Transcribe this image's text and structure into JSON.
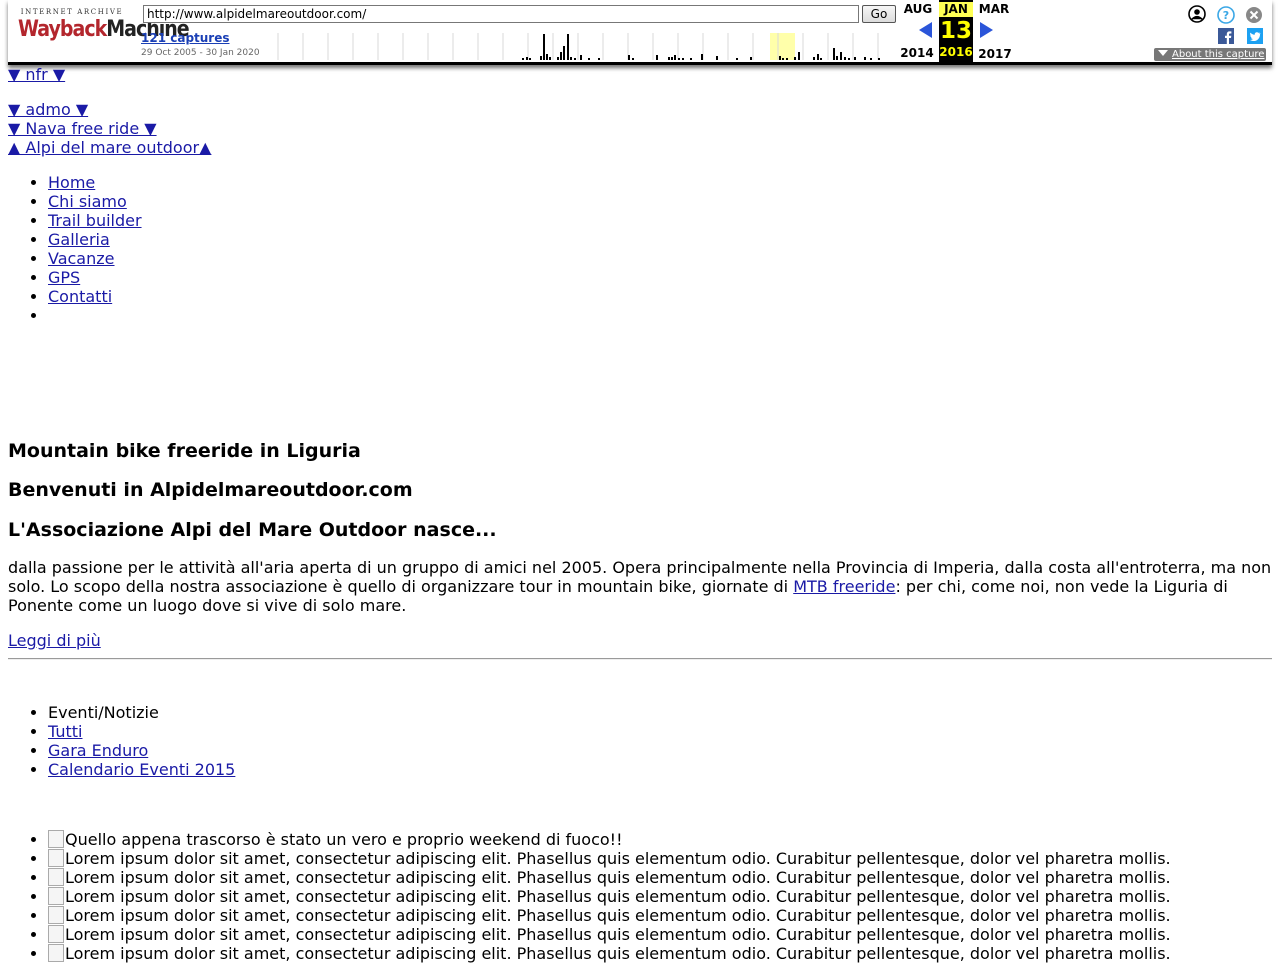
{
  "wayback": {
    "logo_top": "INTERNET ARCHIVE",
    "logo_main_1": "Wayback",
    "logo_main_2": "Machine",
    "url": "http://www.alpidelmareoutdoor.com/",
    "go_label": "Go",
    "captures_label": "121 captures",
    "date_range": "29 Oct 2005 - 30 Jan 2020",
    "prev_month": "AUG",
    "prev_year": "2014",
    "cur_month": "JAN",
    "cur_day": "13",
    "cur_year": "2016",
    "next_month": "MAR",
    "next_year": "2017",
    "about_label": "About this capture",
    "icons": [
      "user-icon",
      "help-icon",
      "close-icon",
      "facebook-icon",
      "twitter-icon"
    ],
    "colors": {
      "accent": "#2b55d9",
      "highlight": "#ffff00",
      "brand_red": "#b3262d"
    }
  },
  "page": {
    "toggles": [
      "▼ nfr ▼",
      "▼ admo ▼",
      "▼ Nava free ride ▼",
      "▲ Alpi del mare outdoor▲"
    ],
    "nav": [
      "Home",
      "Chi siamo",
      "Trail builder",
      "Galleria",
      "Vacanze",
      "GPS",
      "Contatti"
    ],
    "heading_1": "Mountain bike freeride in Liguria",
    "heading_2": "Benvenuti in Alpidelmareoutdoor.com",
    "heading_3": "L'Associazione Alpi del Mare Outdoor nasce...",
    "intro_before": "dalla passione per le attività all'aria aperta di un gruppo di amici nel 2005. Opera principalmente nella Provincia di Imperia, dalla costa all'entroterra, ma non solo. Lo scopo della nostra associazione è quello di organizzare tour in mountain bike, giornate di ",
    "intro_link": "MTB freeride",
    "intro_after": ": per chi, come noi, non vede la Liguria di Ponente come un luogo dove si vive di solo mare.",
    "read_more": "Leggi di più",
    "events_title": "Eventi/Notizie",
    "events_links": [
      "Tutti",
      "Gara Enduro",
      "Calendario Eventi 2015"
    ],
    "news": [
      "Quello appena trascorso è stato un vero e proprio weekend di fuoco!!",
      "Lorem ipsum dolor sit amet, consectetur adipiscing elit. Phasellus quis elementum odio. Curabitur pellentesque, dolor vel pharetra mollis.",
      "Lorem ipsum dolor sit amet, consectetur adipiscing elit. Phasellus quis elementum odio. Curabitur pellentesque, dolor vel pharetra mollis.",
      "Lorem ipsum dolor sit amet, consectetur adipiscing elit. Phasellus quis elementum odio. Curabitur pellentesque, dolor vel pharetra mollis.",
      "Lorem ipsum dolor sit amet, consectetur adipiscing elit. Phasellus quis elementum odio. Curabitur pellentesque, dolor vel pharetra mollis.",
      "Lorem ipsum dolor sit amet, consectetur adipiscing elit. Phasellus quis elementum odio. Curabitur pellentesque, dolor vel pharetra mollis.",
      "Lorem ipsum dolor sit amet, consectetur adipiscing elit. Phasellus quis elementum odio. Curabitur pellentesque, dolor vel pharetra mollis."
    ]
  }
}
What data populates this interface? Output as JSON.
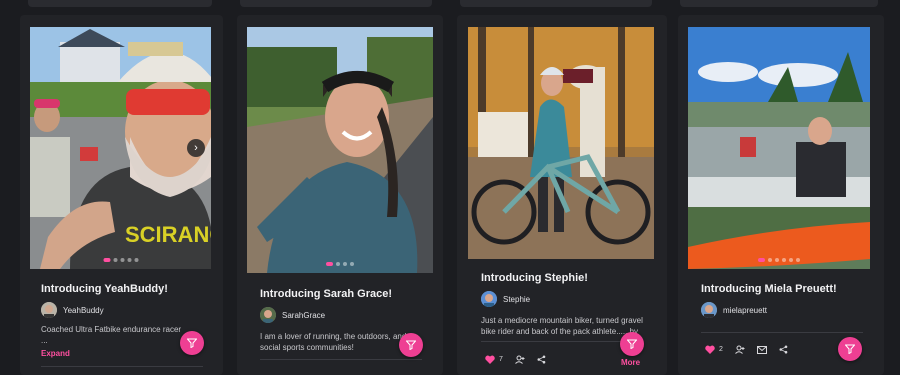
{
  "colors": {
    "background": "#1b1c20",
    "card": "#222327",
    "accent": "#ee3f93",
    "text": "#f2f2f4"
  },
  "cards": [
    {
      "title": "Introducing YeahBuddy!",
      "author": "YeahBuddy",
      "bio_lines": [
        "Coached Ultra Fatbike endurance racer",
        "..."
      ],
      "expand_label": "Expand",
      "fab_icon": "filter-icon",
      "has_next_arrow": true
    },
    {
      "title": "Introducing Sarah Grace!",
      "author": "SarahGrace",
      "bio_lines": [
        "I am a lover of running, the outdoors, and",
        "social sports communities!"
      ],
      "fab_icon": "filter-icon"
    },
    {
      "title": "Introducing Stephie!",
      "author": "Stephie",
      "bio_lines": [
        "Just a mediocre mountain biker, turned gravel",
        "bike rider and back of the pack athlete..... by"
      ],
      "more_label": "More",
      "likes": "7",
      "fab_icon": "filter-icon"
    },
    {
      "title": "Introducing Miela Preuett!",
      "author": "mielapreuett",
      "likes": "2",
      "fab_icon": "filter-icon"
    }
  ]
}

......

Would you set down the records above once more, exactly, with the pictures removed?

Transcribe this image's text and structure into JSON.
{
  "wayback": {
    "logo_top": "INTERNET ARCHIVE",
    "logo_main_1": "Wayback",
    "logo_main_2": "Machine",
    "url": "http://www.alpidelmareoutdoor.com/",
    "go_label": "Go",
    "captures_label": "121 captures",
    "date_range": "29 Oct 2005 - 30 Jan 2020",
    "prev_month": "AUG",
    "prev_year": "2014",
    "cur_month": "JAN",
    "cur_day": "13",
    "cur_year": "2016",
    "next_month": "MAR",
    "next_year": "2017",
    "about_label": "About this capture",
    "icons": [
      "user-icon",
      "help-icon",
      "close-icon",
      "facebook-icon",
      "twitter-icon"
    ],
    "colors": {
      "accent": "#2b55d9",
      "highlight": "#ffff00",
      "brand_red": "#b3262d"
    }
  },
  "page": {
    "toggles": [
      "▼ nfr ▼",
      "▼ admo ▼",
      "▼ Nava free ride ▼",
      "▲ Alpi del mare outdoor▲"
    ],
    "nav": [
      "Home",
      "Chi siamo",
      "Trail builder",
      "Galleria",
      "Vacanze",
      "GPS",
      "Contatti"
    ],
    "heading_1": "Mountain bike freeride in Liguria",
    "heading_2": "Benvenuti in Alpidelmareoutdoor.com",
    "heading_3": "L'Associazione Alpi del Mare Outdoor nasce...",
    "intro_before": "dalla passione per le attività all'aria aperta di un gruppo di amici nel 2005. Opera principalmente nella Provincia di Imperia, dalla costa all'entroterra, ma non solo. Lo scopo della nostra associazione è quello di organizzare tour in mountain bike, giornate di ",
    "intro_link": "MTB freeride",
    "intro_after": ": per chi, come noi, non vede la Liguria di Ponente come un luogo dove si vive di solo mare.",
    "read_more": "Leggi di più",
    "events_title": "Eventi/Notizie",
    "events_links": [
      "Tutti",
      "Gara Enduro",
      "Calendario Eventi 2015"
    ],
    "news": [
      "Quello appena trascorso è stato un vero e proprio weekend di fuoco!!",
      "Lorem ipsum dolor sit amet, consectetur adipiscing elit. Phasellus quis elementum odio. Curabitur pellentesque, dolor vel pharetra mollis.",
      "Lorem ipsum dolor sit amet, consectetur adipiscing elit. Phasellus quis elementum odio. Curabitur pellentesque, dolor vel pharetra mollis.",
      "Lorem ipsum dolor sit amet, consectetur adipiscing elit. Phasellus quis elementum odio. Curabitur pellentesque, dolor vel pharetra mollis.",
      "Lorem ipsum dolor sit amet, consectetur adipiscing elit. Phasellus quis elementum odio. Curabitur pellentesque, dolor vel pharetra mollis.",
      "Lorem ipsum dolor sit amet, consectetur adipiscing elit. Phasellus quis elementum odio. Curabitur pellentesque, dolor vel pharetra mollis.",
      "Lorem ipsum dolor sit amet, consectetur adipiscing elit. Phasellus quis elementum odio. Curabitur pellentesque, dolor vel pharetra mollis."
    ]
  }
}
What data populates this interface? Output as JSON.
{
  "colors": {
    "background": "#1b1c20",
    "card": "#222327",
    "accent": "#ee3f93",
    "text": "#f2f2f4"
  },
  "cards": [
    {
      "title": "Introducing YeahBuddy!",
      "author": "YeahBuddy",
      "bio_lines": [
        "Coached Ultra Fatbike endurance racer",
        "..."
      ],
      "expand_label": "Expand",
      "fab_icon": "filter-icon",
      "has_next_arrow": true
    },
    {
      "title": "Introducing Sarah Grace!",
      "author": "SarahGrace",
      "bio_lines": [
        "I am a lover of running, the outdoors, and",
        "social sports communities!"
      ],
      "fab_icon": "filter-icon"
    },
    {
      "title": "Introducing Stephie!",
      "author": "Stephie",
      "bio_lines": [
        "Just a mediocre mountain biker, turned gravel",
        "bike rider and back of the pack athlete..... by"
      ],
      "more_label": "More",
      "likes": "7",
      "fab_icon": "filter-icon"
    },
    {
      "title": "Introducing Miela Preuett!",
      "author": "mielapreuett",
      "likes": "2",
      "fab_icon": "filter-icon"
    }
  ]
}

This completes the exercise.